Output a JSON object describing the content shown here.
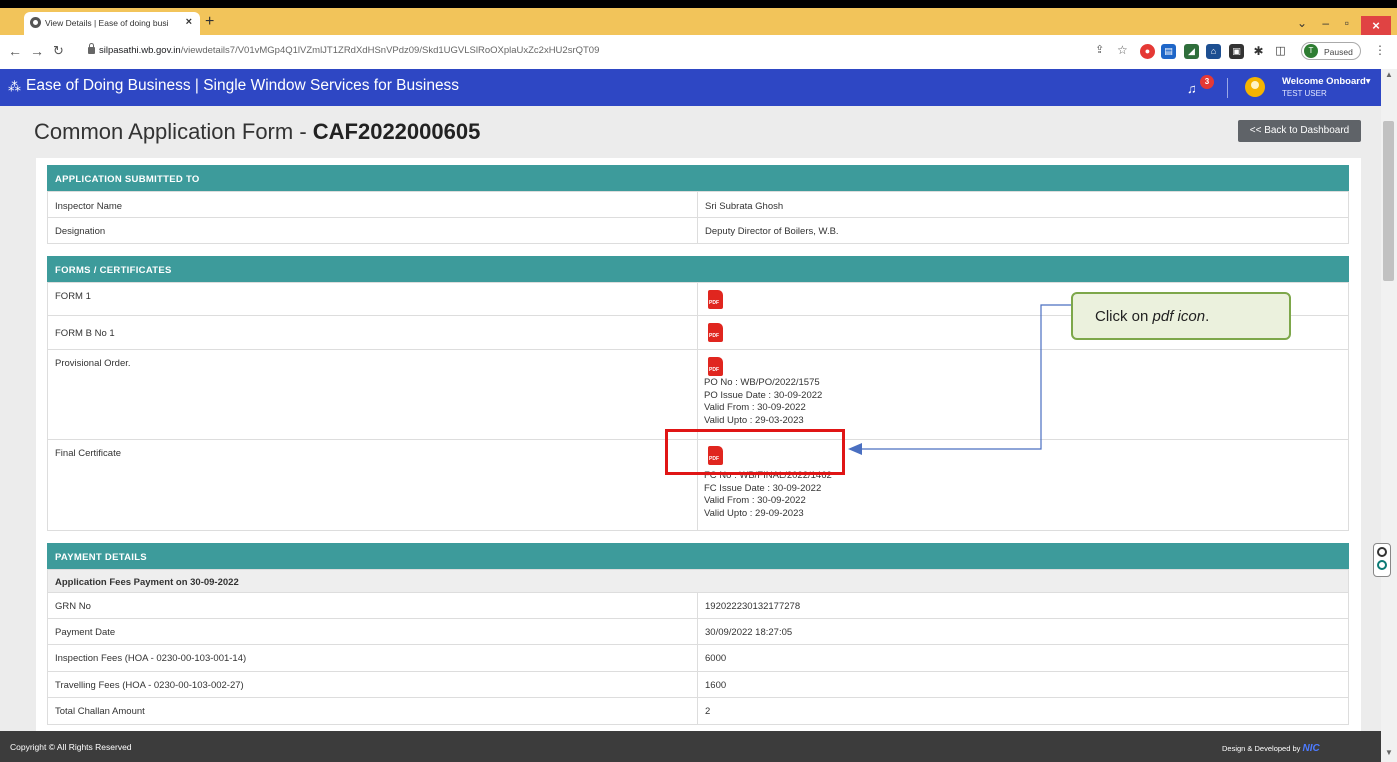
{
  "browser": {
    "tab_title": "View Details | Ease of doing busi",
    "url_host": "silpasathi.wb.gov.in",
    "url_path": "/viewdetails7/V01vMGp4Q1lVZmlJT1ZRdXdHSnVPdz09/Skd1UGVLSlRoOXplaUxZc2xHU2srQT09",
    "profile_initial": "T",
    "profile_status": "Paused"
  },
  "header": {
    "title": "Ease of Doing Business | Single Window Services for Business",
    "notification_count": "3",
    "welcome": "Welcome Onboard",
    "username": "TEST USER"
  },
  "page": {
    "title_prefix": "Common Application Form - ",
    "title_id": "CAF2022000605",
    "back_button": "<< Back to Dashboard"
  },
  "submitted_to": {
    "header": "APPLICATION SUBMITTED TO",
    "rows": [
      {
        "label": "Inspector Name",
        "value": "Sri Subrata Ghosh"
      },
      {
        "label": "Designation",
        "value": "Deputy Director of Boilers, W.B."
      }
    ]
  },
  "forms": {
    "header": "FORMS / CERTIFICATES",
    "pdf_label": "PDF",
    "items": [
      {
        "label": "FORM 1",
        "details": []
      },
      {
        "label": "FORM B No 1",
        "details": []
      },
      {
        "label": "Provisional Order.",
        "details": [
          "PO No : WB/PO/2022/1575",
          "PO Issue Date : 30-09-2022",
          "Valid From : 30-09-2022",
          "Valid Upto : 29-03-2023"
        ]
      },
      {
        "label": "Final Certificate",
        "details": [
          "FC No : WB/FINAL/2022/1462",
          "FC Issue Date : 30-09-2022",
          "Valid From : 30-09-2022",
          "Valid Upto : 29-09-2023"
        ]
      }
    ]
  },
  "payment": {
    "header": "PAYMENT DETAILS",
    "subheader": "Application Fees Payment on 30-09-2022",
    "rows": [
      {
        "label": "GRN No",
        "value": "192022230132177278"
      },
      {
        "label": "Payment Date",
        "value": "30/09/2022 18:27:05"
      },
      {
        "label": "Inspection Fees (HOA - 0230-00-103-001-14)",
        "value": "6000"
      },
      {
        "label": "Travelling Fees (HOA - 0230-00-103-002-27)",
        "value": "1600"
      },
      {
        "label": "Total Challan Amount",
        "value": "2"
      }
    ]
  },
  "annotation": {
    "text_prefix": "Click on ",
    "text_em": "pdf icon",
    "text_suffix": "."
  },
  "footer": {
    "left": "Copyright © All Rights Reserved",
    "right": "Design & Developed by",
    "logo": "NIC"
  }
}
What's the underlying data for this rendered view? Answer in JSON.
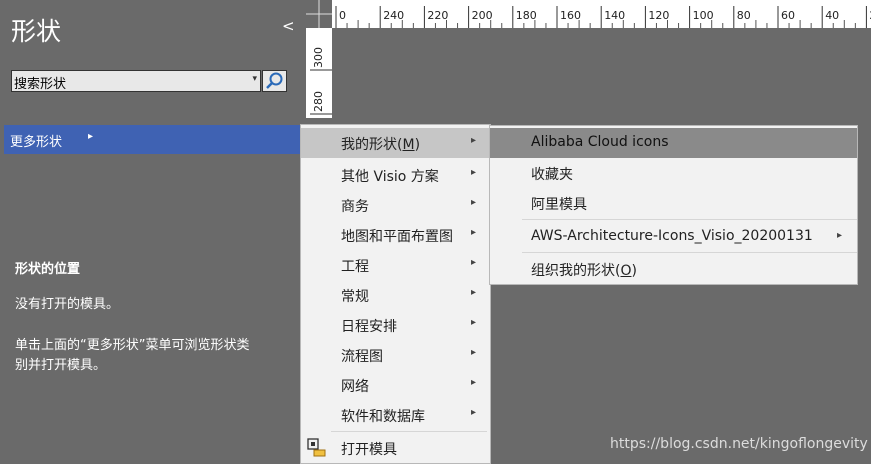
{
  "shapes_panel": {
    "title": "形状",
    "collapse_icon": "<",
    "search": {
      "value": "搜索形状",
      "dropdown_icon": "▾"
    },
    "more_shapes_label": "更多形状",
    "more_shapes_arrow": "▸",
    "location": {
      "title": "形状的位置",
      "line1": "没有打开的模具。",
      "line2": "单击上面的“更多形状”菜单可浏览形状类",
      "line3": "别并打开模具。"
    }
  },
  "ruler": {
    "top_ticks": [
      "0",
      "240",
      "220",
      "200",
      "180",
      "160",
      "140",
      "120",
      "100",
      "80",
      "60",
      "40",
      "20"
    ],
    "left_ticks": [
      "300",
      "280"
    ]
  },
  "menu1": {
    "items": [
      {
        "label": "我的形状(M)",
        "arrow": "▸"
      },
      {
        "label": "其他 Visio 方案",
        "arrow": "▸"
      },
      {
        "label": "商务",
        "arrow": "▸"
      },
      {
        "label": "地图和平面布置图",
        "arrow": "▸"
      },
      {
        "label": "工程",
        "arrow": "▸"
      },
      {
        "label": "常规",
        "arrow": "▸"
      },
      {
        "label": "日程安排",
        "arrow": "▸"
      },
      {
        "label": "流程图",
        "arrow": "▸"
      },
      {
        "label": "网络",
        "arrow": "▸"
      },
      {
        "label": "软件和数据库",
        "arrow": "▸"
      }
    ],
    "open_stencil": "打开模具"
  },
  "menu2": {
    "items": [
      {
        "label": "Alibaba Cloud icons"
      },
      {
        "label": "收藏夹"
      },
      {
        "label": "阿里模具"
      },
      {
        "label": "AWS-Architecture-Icons_Visio_20200131",
        "arrow": "▸"
      },
      {
        "label": "组织我的形状(O)"
      }
    ]
  },
  "watermark": "https://blog.csdn.net/kingoflongevity",
  "colors": {
    "background": "#6a6a6a",
    "accent": "#3f62b3",
    "menu_bg": "#f2f2f2",
    "menu_highlight": "#c6c6c6"
  }
}
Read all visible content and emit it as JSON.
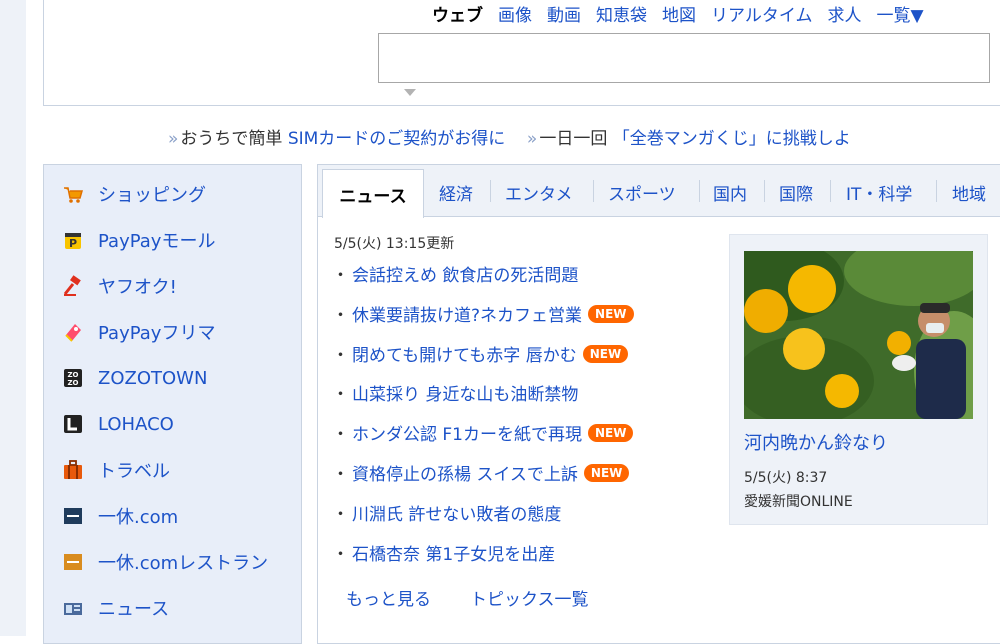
{
  "search": {
    "tabs": [
      {
        "label": "ウェブ",
        "active": true
      },
      {
        "label": "画像"
      },
      {
        "label": "動画"
      },
      {
        "label": "知恵袋"
      },
      {
        "label": "地図"
      },
      {
        "label": "リアルタイム"
      },
      {
        "label": "求人"
      },
      {
        "label": "一覧▼"
      }
    ],
    "query": ""
  },
  "promo": {
    "chevron": "»",
    "item1_prefix": "おうちで簡単",
    "item1_link": "SIMカードのご契約がお得に",
    "item2_prefix": "一日一回",
    "item2_link": "「全巻マンガくじ」に挑戦しよ"
  },
  "sidebar": {
    "items": [
      {
        "label": "ショッピング",
        "icon": "shopping-cart-icon"
      },
      {
        "label": "PayPayモール",
        "icon": "paypay-mall-icon"
      },
      {
        "label": "ヤフオク!",
        "icon": "auction-hammer-icon"
      },
      {
        "label": "PayPayフリマ",
        "icon": "paypay-fleamarket-icon"
      },
      {
        "label": "ZOZOTOWN",
        "icon": "zozotown-icon"
      },
      {
        "label": "LOHACO",
        "icon": "lohaco-icon"
      },
      {
        "label": "トラベル",
        "icon": "suitcase-icon"
      },
      {
        "label": "一休.com",
        "icon": "ikyu-icon"
      },
      {
        "label": "一休.comレストラン",
        "icon": "ikyu-restaurant-icon"
      },
      {
        "label": "ニュース",
        "icon": "news-icon"
      }
    ]
  },
  "news": {
    "tabs": [
      "ニュース",
      "経済",
      "エンタメ",
      "スポーツ",
      "国内",
      "国際",
      "IT・科学",
      "地域"
    ],
    "updated": "5/5(火) 13:15更新",
    "new_label": "NEW",
    "bullet": "・",
    "headlines": [
      {
        "text": "会話控えめ 飲食店の死活問題",
        "is_new": false
      },
      {
        "text": "休業要請抜け道?ネカフェ営業",
        "is_new": true
      },
      {
        "text": "閉めても開けても赤字 唇かむ",
        "is_new": true
      },
      {
        "text": "山菜採り 身近な山も油断禁物",
        "is_new": false
      },
      {
        "text": "ホンダ公認 F1カーを紙で再現",
        "is_new": true
      },
      {
        "text": "資格停止の孫楊 スイスで上訴",
        "is_new": true
      },
      {
        "text": "川淵氏 許せない敗者の態度",
        "is_new": false
      },
      {
        "text": "石橋杏奈 第1子女児を出産",
        "is_new": false
      }
    ],
    "more_label": "もっと見る",
    "topics_label": "トピックス一覧",
    "feature": {
      "title": "河内晩かん鈴なり",
      "date": "5/5(火) 8:37",
      "source": "愛媛新聞ONLINE"
    }
  },
  "colors": {
    "link": "#1d53c8",
    "new_badge": "#ff6600",
    "sidebar_bg": "#e8eef9",
    "border": "#c9d3e1"
  }
}
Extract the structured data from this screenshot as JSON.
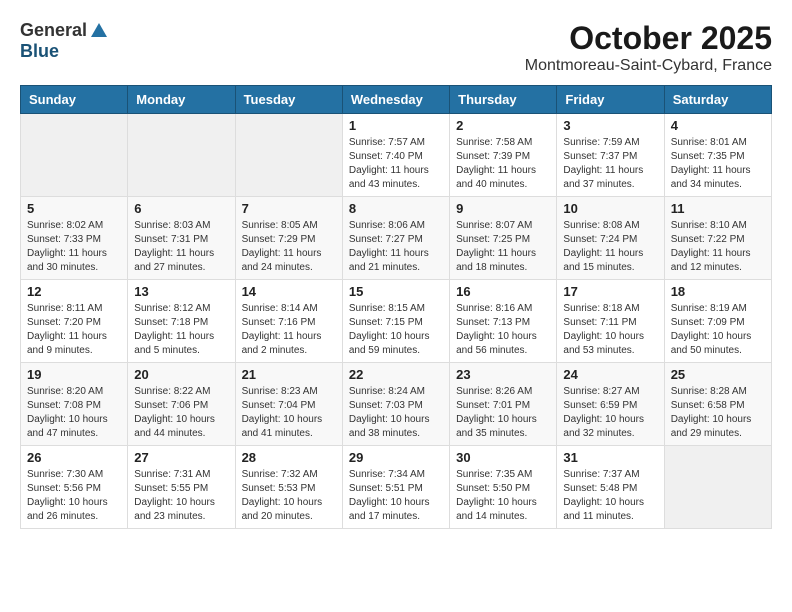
{
  "logo": {
    "general": "General",
    "blue": "Blue"
  },
  "title": "October 2025",
  "location": "Montmoreau-Saint-Cybard, France",
  "days_header": [
    "Sunday",
    "Monday",
    "Tuesday",
    "Wednesday",
    "Thursday",
    "Friday",
    "Saturday"
  ],
  "weeks": [
    [
      {
        "day": "",
        "info": ""
      },
      {
        "day": "",
        "info": ""
      },
      {
        "day": "",
        "info": ""
      },
      {
        "day": "1",
        "info": "Sunrise: 7:57 AM\nSunset: 7:40 PM\nDaylight: 11 hours\nand 43 minutes."
      },
      {
        "day": "2",
        "info": "Sunrise: 7:58 AM\nSunset: 7:39 PM\nDaylight: 11 hours\nand 40 minutes."
      },
      {
        "day": "3",
        "info": "Sunrise: 7:59 AM\nSunset: 7:37 PM\nDaylight: 11 hours\nand 37 minutes."
      },
      {
        "day": "4",
        "info": "Sunrise: 8:01 AM\nSunset: 7:35 PM\nDaylight: 11 hours\nand 34 minutes."
      }
    ],
    [
      {
        "day": "5",
        "info": "Sunrise: 8:02 AM\nSunset: 7:33 PM\nDaylight: 11 hours\nand 30 minutes."
      },
      {
        "day": "6",
        "info": "Sunrise: 8:03 AM\nSunset: 7:31 PM\nDaylight: 11 hours\nand 27 minutes."
      },
      {
        "day": "7",
        "info": "Sunrise: 8:05 AM\nSunset: 7:29 PM\nDaylight: 11 hours\nand 24 minutes."
      },
      {
        "day": "8",
        "info": "Sunrise: 8:06 AM\nSunset: 7:27 PM\nDaylight: 11 hours\nand 21 minutes."
      },
      {
        "day": "9",
        "info": "Sunrise: 8:07 AM\nSunset: 7:25 PM\nDaylight: 11 hours\nand 18 minutes."
      },
      {
        "day": "10",
        "info": "Sunrise: 8:08 AM\nSunset: 7:24 PM\nDaylight: 11 hours\nand 15 minutes."
      },
      {
        "day": "11",
        "info": "Sunrise: 8:10 AM\nSunset: 7:22 PM\nDaylight: 11 hours\nand 12 minutes."
      }
    ],
    [
      {
        "day": "12",
        "info": "Sunrise: 8:11 AM\nSunset: 7:20 PM\nDaylight: 11 hours\nand 9 minutes."
      },
      {
        "day": "13",
        "info": "Sunrise: 8:12 AM\nSunset: 7:18 PM\nDaylight: 11 hours\nand 5 minutes."
      },
      {
        "day": "14",
        "info": "Sunrise: 8:14 AM\nSunset: 7:16 PM\nDaylight: 11 hours\nand 2 minutes."
      },
      {
        "day": "15",
        "info": "Sunrise: 8:15 AM\nSunset: 7:15 PM\nDaylight: 10 hours\nand 59 minutes."
      },
      {
        "day": "16",
        "info": "Sunrise: 8:16 AM\nSunset: 7:13 PM\nDaylight: 10 hours\nand 56 minutes."
      },
      {
        "day": "17",
        "info": "Sunrise: 8:18 AM\nSunset: 7:11 PM\nDaylight: 10 hours\nand 53 minutes."
      },
      {
        "day": "18",
        "info": "Sunrise: 8:19 AM\nSunset: 7:09 PM\nDaylight: 10 hours\nand 50 minutes."
      }
    ],
    [
      {
        "day": "19",
        "info": "Sunrise: 8:20 AM\nSunset: 7:08 PM\nDaylight: 10 hours\nand 47 minutes."
      },
      {
        "day": "20",
        "info": "Sunrise: 8:22 AM\nSunset: 7:06 PM\nDaylight: 10 hours\nand 44 minutes."
      },
      {
        "day": "21",
        "info": "Sunrise: 8:23 AM\nSunset: 7:04 PM\nDaylight: 10 hours\nand 41 minutes."
      },
      {
        "day": "22",
        "info": "Sunrise: 8:24 AM\nSunset: 7:03 PM\nDaylight: 10 hours\nand 38 minutes."
      },
      {
        "day": "23",
        "info": "Sunrise: 8:26 AM\nSunset: 7:01 PM\nDaylight: 10 hours\nand 35 minutes."
      },
      {
        "day": "24",
        "info": "Sunrise: 8:27 AM\nSunset: 6:59 PM\nDaylight: 10 hours\nand 32 minutes."
      },
      {
        "day": "25",
        "info": "Sunrise: 8:28 AM\nSunset: 6:58 PM\nDaylight: 10 hours\nand 29 minutes."
      }
    ],
    [
      {
        "day": "26",
        "info": "Sunrise: 7:30 AM\nSunset: 5:56 PM\nDaylight: 10 hours\nand 26 minutes."
      },
      {
        "day": "27",
        "info": "Sunrise: 7:31 AM\nSunset: 5:55 PM\nDaylight: 10 hours\nand 23 minutes."
      },
      {
        "day": "28",
        "info": "Sunrise: 7:32 AM\nSunset: 5:53 PM\nDaylight: 10 hours\nand 20 minutes."
      },
      {
        "day": "29",
        "info": "Sunrise: 7:34 AM\nSunset: 5:51 PM\nDaylight: 10 hours\nand 17 minutes."
      },
      {
        "day": "30",
        "info": "Sunrise: 7:35 AM\nSunset: 5:50 PM\nDaylight: 10 hours\nand 14 minutes."
      },
      {
        "day": "31",
        "info": "Sunrise: 7:37 AM\nSunset: 5:48 PM\nDaylight: 10 hours\nand 11 minutes."
      },
      {
        "day": "",
        "info": ""
      }
    ]
  ]
}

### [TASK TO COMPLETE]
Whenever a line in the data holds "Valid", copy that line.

### [TASK OUTPUT]
          "Valid From : 30-09-2022",
          "Valid Upto : 29-03-2023"
          "Valid From : 30-09-2022",
          "Valid Upto : 29-09-2023"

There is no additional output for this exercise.